# WHAT IS EXPECTED:
The job is to find each line of the records below that includes the word "curve" and copy it.

Interface dataset entries:
▽

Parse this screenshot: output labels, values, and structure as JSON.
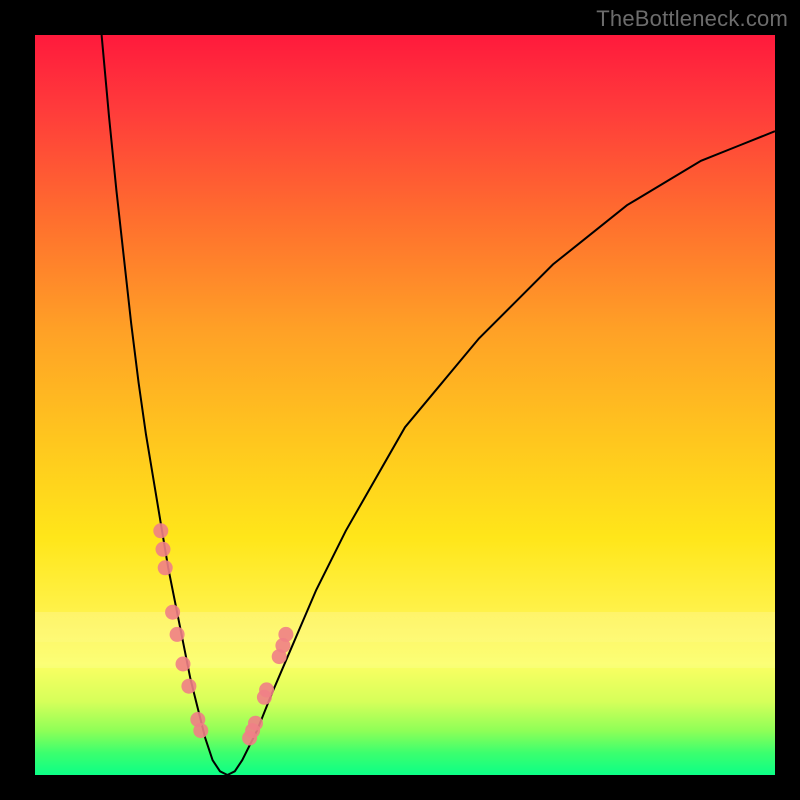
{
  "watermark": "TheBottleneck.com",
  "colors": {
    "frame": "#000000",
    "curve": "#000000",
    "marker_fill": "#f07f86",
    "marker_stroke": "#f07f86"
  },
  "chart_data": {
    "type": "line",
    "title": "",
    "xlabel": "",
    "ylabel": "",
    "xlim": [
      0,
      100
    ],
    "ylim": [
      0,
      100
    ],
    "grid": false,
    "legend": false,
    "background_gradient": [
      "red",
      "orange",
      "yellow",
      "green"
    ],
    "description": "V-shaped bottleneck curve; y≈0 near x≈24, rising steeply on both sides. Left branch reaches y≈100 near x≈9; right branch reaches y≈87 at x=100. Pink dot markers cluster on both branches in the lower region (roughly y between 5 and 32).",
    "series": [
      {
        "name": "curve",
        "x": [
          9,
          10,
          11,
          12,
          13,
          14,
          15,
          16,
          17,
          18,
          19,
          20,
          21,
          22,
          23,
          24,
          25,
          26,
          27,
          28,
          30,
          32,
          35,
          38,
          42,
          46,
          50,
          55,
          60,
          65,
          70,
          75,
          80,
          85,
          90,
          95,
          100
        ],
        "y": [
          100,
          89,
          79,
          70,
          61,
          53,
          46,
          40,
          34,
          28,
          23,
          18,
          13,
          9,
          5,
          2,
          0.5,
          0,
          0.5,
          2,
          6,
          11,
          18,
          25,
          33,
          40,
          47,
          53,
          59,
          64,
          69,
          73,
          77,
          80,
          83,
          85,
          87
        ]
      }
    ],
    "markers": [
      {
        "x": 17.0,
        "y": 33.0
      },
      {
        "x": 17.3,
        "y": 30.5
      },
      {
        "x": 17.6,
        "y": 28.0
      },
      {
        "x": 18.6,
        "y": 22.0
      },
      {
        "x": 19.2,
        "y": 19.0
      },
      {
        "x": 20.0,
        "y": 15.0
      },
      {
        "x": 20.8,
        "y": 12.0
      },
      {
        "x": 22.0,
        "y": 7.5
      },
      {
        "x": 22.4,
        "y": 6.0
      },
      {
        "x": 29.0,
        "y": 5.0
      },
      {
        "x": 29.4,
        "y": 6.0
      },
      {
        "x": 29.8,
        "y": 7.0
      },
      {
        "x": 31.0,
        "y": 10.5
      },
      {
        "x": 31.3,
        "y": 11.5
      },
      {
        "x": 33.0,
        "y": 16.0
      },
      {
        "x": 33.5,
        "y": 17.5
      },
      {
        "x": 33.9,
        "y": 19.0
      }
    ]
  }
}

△

# SOLUTION FOR THIS PROBLEM:
    "curve": "#000000",
    "description": "V-shaped bottleneck curve; y≈0 near x≈24, rising steeply on both sides. Left branch reaches y≈100 near x≈9; right branch reaches y≈87 at x=100. Pink dot markers cluster on both branches in the lower region (roughly y between 5 and 32).",
        "name": "curve",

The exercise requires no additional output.